Instructions to follow: Go through the entries below and copy every line that holds the word "начать".

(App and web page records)
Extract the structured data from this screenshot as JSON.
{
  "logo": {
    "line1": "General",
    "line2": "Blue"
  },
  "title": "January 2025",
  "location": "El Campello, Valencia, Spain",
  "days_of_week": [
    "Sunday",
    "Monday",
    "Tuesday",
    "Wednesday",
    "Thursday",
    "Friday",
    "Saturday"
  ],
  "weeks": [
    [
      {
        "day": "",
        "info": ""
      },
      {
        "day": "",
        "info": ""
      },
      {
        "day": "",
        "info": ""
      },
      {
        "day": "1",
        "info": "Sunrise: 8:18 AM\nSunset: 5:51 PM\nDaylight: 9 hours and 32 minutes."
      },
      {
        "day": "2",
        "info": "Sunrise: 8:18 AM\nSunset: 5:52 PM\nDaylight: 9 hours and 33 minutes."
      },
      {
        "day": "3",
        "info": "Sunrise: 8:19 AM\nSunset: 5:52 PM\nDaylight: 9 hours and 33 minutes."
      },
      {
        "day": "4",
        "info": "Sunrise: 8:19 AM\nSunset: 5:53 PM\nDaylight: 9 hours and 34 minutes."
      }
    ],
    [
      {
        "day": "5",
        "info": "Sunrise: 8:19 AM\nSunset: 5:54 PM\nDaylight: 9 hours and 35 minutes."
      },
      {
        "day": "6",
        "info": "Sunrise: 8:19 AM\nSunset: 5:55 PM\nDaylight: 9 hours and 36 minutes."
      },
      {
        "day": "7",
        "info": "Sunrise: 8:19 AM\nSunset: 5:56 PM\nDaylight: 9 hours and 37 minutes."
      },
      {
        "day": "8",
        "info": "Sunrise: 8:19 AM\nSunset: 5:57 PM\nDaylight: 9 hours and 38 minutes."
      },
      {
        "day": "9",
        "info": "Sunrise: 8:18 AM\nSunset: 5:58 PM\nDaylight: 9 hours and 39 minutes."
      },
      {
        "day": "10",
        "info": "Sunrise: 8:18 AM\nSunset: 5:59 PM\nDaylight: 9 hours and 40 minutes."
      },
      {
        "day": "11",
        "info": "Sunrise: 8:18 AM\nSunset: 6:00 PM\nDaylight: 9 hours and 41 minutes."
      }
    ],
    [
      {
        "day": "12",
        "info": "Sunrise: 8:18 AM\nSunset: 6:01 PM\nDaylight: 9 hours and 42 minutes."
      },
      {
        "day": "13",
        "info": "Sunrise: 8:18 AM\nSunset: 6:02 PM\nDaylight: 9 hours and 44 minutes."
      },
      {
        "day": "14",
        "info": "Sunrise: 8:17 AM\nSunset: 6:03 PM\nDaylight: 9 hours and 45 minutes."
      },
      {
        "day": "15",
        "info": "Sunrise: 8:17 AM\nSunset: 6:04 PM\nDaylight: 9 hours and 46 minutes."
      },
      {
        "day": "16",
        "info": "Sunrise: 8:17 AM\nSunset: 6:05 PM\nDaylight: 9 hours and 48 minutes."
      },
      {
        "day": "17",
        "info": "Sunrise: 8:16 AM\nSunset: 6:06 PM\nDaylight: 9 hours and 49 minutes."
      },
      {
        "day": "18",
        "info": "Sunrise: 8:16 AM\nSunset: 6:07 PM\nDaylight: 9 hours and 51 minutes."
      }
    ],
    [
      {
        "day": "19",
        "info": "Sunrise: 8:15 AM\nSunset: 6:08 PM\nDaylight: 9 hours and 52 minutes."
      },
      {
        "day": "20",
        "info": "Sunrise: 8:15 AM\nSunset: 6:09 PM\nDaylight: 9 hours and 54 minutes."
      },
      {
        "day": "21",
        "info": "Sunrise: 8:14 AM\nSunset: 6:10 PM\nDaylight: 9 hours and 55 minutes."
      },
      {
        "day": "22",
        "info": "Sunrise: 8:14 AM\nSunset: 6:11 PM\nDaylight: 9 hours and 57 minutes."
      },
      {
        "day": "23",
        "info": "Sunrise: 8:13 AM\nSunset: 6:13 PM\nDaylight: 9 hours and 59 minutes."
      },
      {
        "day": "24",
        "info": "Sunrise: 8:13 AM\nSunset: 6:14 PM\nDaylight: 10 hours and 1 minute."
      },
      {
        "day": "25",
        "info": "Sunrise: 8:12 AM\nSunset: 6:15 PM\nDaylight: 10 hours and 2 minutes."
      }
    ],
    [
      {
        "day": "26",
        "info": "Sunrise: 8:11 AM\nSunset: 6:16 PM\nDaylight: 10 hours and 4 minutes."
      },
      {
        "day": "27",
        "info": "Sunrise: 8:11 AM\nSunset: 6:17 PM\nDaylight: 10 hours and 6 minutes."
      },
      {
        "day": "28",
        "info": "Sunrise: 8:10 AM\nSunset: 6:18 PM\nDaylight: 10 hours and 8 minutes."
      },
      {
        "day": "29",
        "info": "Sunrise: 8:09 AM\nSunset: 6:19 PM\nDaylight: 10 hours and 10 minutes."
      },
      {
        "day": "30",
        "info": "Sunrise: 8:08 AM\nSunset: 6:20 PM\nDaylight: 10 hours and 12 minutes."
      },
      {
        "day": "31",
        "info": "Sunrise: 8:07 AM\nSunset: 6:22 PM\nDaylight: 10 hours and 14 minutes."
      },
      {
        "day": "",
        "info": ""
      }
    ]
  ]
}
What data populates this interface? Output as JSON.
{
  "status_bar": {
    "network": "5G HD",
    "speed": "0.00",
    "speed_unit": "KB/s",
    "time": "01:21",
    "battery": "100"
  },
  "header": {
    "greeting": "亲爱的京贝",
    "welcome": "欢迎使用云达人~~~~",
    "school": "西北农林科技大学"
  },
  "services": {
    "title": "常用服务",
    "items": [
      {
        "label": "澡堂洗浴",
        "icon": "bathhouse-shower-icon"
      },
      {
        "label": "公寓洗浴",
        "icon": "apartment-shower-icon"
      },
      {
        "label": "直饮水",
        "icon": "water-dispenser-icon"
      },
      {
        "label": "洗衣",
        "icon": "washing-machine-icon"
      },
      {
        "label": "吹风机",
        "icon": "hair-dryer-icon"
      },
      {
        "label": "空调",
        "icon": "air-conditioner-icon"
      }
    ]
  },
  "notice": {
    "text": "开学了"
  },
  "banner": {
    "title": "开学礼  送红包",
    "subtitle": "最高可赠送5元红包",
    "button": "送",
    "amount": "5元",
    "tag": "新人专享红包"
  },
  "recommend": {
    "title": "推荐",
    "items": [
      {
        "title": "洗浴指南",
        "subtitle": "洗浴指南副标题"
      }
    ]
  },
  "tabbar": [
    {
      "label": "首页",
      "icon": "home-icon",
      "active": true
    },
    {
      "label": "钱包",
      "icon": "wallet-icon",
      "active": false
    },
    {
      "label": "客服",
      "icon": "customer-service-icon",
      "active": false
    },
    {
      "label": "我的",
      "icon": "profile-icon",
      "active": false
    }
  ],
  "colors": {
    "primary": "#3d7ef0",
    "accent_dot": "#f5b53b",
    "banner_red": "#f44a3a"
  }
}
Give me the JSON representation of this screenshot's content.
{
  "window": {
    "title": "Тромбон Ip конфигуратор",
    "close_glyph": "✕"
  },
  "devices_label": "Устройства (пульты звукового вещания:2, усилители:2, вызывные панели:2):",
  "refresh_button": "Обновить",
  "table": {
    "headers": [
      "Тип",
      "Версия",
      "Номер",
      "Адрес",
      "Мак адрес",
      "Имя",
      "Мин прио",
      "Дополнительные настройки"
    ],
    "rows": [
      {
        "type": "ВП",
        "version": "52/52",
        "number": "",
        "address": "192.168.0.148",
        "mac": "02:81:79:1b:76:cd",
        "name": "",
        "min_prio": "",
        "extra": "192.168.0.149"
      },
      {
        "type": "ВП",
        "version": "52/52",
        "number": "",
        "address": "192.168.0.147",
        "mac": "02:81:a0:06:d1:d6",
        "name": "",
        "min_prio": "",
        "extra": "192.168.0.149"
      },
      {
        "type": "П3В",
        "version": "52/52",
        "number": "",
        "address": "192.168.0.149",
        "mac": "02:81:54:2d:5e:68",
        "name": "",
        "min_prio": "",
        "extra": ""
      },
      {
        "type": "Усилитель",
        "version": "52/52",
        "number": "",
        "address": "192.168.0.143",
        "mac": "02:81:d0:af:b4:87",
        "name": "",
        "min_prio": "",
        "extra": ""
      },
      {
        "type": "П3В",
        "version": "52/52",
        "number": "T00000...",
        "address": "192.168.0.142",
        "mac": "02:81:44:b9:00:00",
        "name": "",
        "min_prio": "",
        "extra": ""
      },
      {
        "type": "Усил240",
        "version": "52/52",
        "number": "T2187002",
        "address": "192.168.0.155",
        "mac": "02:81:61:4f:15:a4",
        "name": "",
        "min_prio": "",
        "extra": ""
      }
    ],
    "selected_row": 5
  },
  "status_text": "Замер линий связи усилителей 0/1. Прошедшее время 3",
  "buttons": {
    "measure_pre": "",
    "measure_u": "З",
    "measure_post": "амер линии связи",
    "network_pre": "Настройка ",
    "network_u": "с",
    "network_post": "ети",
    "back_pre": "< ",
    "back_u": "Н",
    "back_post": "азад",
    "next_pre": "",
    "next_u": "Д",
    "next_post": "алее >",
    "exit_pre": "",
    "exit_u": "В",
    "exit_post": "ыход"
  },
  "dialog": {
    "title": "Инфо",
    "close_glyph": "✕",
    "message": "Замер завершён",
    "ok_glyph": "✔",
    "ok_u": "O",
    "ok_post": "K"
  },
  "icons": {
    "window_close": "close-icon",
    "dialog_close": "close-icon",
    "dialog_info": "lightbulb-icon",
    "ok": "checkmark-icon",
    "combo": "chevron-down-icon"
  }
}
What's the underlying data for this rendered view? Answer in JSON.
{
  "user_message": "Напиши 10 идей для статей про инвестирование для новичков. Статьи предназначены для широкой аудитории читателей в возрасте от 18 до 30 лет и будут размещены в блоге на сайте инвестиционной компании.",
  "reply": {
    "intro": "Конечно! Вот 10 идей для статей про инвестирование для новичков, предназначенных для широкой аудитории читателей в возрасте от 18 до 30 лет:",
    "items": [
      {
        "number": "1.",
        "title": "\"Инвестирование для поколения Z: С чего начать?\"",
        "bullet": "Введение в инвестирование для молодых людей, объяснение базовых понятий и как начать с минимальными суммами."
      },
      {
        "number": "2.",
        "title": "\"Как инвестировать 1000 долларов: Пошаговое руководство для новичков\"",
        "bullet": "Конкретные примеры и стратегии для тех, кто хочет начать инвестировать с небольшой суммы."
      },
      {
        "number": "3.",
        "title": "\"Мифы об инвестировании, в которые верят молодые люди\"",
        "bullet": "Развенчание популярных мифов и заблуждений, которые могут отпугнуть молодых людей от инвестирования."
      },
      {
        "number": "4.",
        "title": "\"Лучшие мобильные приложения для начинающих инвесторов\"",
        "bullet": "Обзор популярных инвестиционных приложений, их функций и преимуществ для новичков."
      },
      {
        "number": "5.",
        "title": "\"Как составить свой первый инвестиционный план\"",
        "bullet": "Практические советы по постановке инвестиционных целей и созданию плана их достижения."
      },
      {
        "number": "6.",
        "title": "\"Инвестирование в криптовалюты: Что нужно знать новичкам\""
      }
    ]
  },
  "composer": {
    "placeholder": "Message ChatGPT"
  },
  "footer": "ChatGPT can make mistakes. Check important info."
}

Result of the exercise:
        "title": "\"Инвестирование для поколения Z: С чего начать?\"",
        "bullet": "Введение в инвестирование для молодых людей, объяснение базовых понятий и как начать с минимальными суммами."
        "bullet": "Конкретные примеры и стратегии для тех, кто хочет начать инвестировать с небольшой суммы."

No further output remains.